Task description:
If a line below includes the string "name", copy it.

"""

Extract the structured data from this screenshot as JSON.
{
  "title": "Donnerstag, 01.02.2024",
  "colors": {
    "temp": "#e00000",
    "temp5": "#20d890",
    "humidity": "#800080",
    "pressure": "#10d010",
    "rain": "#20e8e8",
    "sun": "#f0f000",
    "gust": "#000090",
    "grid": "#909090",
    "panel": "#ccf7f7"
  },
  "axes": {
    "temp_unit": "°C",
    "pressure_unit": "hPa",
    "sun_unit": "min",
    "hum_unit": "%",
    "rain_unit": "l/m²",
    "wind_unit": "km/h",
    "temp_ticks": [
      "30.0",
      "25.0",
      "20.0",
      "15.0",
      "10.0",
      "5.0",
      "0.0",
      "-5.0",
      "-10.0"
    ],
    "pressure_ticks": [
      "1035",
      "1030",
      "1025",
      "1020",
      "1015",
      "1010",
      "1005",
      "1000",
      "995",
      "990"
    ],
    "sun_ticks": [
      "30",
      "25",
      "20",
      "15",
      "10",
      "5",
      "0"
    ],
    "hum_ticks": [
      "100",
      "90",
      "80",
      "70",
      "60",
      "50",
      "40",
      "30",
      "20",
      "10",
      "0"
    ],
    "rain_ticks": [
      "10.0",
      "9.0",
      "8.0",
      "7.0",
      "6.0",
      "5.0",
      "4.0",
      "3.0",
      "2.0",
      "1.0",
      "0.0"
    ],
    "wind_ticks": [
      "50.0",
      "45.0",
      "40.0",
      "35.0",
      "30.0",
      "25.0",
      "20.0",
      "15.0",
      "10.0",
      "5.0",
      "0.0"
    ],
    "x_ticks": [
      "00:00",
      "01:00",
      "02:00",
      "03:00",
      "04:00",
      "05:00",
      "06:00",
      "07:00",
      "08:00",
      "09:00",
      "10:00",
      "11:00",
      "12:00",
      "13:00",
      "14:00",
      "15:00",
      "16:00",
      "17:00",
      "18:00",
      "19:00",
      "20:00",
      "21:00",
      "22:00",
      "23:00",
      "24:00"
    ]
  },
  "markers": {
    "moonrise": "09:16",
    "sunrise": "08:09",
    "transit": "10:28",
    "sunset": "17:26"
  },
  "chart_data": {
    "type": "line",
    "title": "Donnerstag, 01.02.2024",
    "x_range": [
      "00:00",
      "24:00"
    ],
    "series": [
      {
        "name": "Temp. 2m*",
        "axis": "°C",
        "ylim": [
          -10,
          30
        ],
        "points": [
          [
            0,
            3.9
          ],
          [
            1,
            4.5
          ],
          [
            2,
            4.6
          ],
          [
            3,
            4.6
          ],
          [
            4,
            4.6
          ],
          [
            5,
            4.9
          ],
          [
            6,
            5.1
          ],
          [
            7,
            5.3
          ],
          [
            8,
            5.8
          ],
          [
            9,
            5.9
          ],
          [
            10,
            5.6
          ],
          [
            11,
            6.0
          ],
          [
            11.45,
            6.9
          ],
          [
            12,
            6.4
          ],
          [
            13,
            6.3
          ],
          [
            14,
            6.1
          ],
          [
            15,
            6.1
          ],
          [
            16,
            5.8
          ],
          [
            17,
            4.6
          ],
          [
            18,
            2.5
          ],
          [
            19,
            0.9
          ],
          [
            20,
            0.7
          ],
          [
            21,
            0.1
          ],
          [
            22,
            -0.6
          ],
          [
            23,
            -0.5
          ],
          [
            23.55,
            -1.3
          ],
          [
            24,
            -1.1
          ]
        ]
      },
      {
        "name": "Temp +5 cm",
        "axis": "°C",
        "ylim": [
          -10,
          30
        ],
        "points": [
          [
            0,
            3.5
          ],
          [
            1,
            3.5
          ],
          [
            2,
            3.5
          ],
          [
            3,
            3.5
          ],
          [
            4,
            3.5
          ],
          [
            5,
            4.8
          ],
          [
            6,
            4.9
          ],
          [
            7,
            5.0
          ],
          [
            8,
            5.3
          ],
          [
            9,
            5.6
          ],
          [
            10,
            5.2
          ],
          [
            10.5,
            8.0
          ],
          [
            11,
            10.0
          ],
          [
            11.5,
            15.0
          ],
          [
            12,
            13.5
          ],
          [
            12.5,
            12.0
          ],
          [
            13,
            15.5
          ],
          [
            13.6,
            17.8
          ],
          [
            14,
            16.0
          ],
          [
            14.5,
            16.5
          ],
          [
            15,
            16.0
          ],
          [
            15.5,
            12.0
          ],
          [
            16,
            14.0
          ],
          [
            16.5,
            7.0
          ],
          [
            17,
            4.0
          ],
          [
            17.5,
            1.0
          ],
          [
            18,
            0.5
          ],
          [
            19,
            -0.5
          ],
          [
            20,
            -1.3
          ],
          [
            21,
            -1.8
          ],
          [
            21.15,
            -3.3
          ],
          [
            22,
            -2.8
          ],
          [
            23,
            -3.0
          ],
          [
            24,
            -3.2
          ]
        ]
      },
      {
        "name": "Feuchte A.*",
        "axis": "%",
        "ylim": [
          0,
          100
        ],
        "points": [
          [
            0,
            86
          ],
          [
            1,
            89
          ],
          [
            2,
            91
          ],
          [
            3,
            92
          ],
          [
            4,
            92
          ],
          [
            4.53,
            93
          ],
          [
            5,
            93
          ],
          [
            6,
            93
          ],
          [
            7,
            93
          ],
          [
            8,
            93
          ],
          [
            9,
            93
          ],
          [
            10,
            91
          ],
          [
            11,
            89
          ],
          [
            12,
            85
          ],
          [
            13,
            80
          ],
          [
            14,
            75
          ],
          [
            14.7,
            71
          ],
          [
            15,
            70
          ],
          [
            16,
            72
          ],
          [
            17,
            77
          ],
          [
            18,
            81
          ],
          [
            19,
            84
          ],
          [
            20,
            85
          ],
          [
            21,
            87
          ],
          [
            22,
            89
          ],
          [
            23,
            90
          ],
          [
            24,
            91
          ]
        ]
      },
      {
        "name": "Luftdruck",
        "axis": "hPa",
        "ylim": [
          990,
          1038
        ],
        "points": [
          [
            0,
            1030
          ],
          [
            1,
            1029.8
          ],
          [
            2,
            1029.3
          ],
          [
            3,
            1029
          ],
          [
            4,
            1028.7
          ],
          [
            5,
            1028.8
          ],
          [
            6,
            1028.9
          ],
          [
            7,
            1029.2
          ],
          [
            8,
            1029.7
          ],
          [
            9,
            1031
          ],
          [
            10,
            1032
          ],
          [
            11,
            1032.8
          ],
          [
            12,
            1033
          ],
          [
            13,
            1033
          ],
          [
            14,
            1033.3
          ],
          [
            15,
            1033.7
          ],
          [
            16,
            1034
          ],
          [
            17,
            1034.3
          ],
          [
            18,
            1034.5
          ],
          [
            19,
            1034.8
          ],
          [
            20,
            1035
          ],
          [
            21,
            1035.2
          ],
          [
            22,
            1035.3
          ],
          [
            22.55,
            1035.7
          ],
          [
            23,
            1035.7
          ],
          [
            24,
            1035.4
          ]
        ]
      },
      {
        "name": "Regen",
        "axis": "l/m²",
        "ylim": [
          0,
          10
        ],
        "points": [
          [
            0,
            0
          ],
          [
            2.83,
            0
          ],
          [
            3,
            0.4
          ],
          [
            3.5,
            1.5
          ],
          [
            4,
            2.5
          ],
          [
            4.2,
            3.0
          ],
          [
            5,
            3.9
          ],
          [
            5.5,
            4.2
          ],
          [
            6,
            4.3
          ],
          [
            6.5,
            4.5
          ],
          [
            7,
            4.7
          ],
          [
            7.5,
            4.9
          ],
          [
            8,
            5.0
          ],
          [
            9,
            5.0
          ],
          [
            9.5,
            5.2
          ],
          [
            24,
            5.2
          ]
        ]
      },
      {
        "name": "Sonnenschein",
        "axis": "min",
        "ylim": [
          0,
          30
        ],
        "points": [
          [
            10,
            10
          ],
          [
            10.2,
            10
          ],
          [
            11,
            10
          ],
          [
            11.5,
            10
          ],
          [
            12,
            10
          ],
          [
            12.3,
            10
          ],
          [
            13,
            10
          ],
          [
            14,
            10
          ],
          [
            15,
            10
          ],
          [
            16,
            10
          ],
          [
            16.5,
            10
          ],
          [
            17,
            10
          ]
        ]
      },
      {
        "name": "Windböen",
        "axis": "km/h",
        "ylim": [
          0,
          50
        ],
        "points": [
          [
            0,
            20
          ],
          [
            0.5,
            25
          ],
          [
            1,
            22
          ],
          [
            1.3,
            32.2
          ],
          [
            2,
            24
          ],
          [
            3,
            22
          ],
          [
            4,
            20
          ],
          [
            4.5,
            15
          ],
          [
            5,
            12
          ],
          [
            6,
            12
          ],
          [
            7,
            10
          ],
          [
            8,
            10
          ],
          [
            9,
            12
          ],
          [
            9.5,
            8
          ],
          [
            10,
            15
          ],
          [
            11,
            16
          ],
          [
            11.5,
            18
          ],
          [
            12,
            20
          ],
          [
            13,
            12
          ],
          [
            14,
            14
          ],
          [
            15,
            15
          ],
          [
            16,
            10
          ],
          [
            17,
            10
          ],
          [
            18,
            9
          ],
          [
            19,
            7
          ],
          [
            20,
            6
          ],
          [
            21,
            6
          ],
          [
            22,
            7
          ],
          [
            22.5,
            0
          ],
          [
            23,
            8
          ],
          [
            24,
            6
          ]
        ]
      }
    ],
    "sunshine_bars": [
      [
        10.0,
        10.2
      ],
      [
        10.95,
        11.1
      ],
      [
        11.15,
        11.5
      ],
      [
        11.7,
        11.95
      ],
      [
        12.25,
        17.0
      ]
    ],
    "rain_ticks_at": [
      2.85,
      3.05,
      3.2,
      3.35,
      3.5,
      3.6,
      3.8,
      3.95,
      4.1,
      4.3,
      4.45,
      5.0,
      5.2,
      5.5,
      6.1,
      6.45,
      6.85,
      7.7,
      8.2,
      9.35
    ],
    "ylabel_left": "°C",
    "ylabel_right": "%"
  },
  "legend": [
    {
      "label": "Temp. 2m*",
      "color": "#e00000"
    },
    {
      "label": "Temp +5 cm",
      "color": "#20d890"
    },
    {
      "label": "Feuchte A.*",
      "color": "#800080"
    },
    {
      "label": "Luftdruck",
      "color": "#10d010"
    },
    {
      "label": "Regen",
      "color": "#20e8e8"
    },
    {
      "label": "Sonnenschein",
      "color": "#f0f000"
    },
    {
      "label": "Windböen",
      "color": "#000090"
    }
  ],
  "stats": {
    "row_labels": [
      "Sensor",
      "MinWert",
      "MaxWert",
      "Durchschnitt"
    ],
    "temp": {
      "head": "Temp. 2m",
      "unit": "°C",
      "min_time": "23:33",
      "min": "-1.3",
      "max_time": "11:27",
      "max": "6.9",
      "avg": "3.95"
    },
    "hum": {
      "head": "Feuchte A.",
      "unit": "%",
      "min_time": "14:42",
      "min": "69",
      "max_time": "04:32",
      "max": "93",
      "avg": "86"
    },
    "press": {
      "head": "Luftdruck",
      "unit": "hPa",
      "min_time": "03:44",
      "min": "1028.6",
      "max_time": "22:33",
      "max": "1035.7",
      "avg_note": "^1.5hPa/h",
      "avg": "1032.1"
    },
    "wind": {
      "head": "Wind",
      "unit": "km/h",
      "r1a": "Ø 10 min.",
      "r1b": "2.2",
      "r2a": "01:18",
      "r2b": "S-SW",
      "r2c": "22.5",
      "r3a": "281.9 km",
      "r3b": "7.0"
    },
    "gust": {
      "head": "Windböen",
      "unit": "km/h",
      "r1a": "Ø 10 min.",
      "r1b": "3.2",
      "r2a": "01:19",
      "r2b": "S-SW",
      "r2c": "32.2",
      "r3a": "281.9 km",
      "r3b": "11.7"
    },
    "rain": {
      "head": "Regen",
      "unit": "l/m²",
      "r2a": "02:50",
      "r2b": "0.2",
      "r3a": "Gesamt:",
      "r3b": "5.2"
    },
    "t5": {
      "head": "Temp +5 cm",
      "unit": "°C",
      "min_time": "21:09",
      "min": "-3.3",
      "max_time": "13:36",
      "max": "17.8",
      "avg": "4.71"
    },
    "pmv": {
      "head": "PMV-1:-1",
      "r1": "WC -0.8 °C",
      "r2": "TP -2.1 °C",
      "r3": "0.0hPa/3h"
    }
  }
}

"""

Result for this task:
        "name": "Temp. 2m*",
        "name": "Temp +5 cm",
        "name": "Feuchte A.*",
        "name": "Luftdruck",
        "name": "Regen",
        "name": "Sonnenschein",
        "name": "Windböen",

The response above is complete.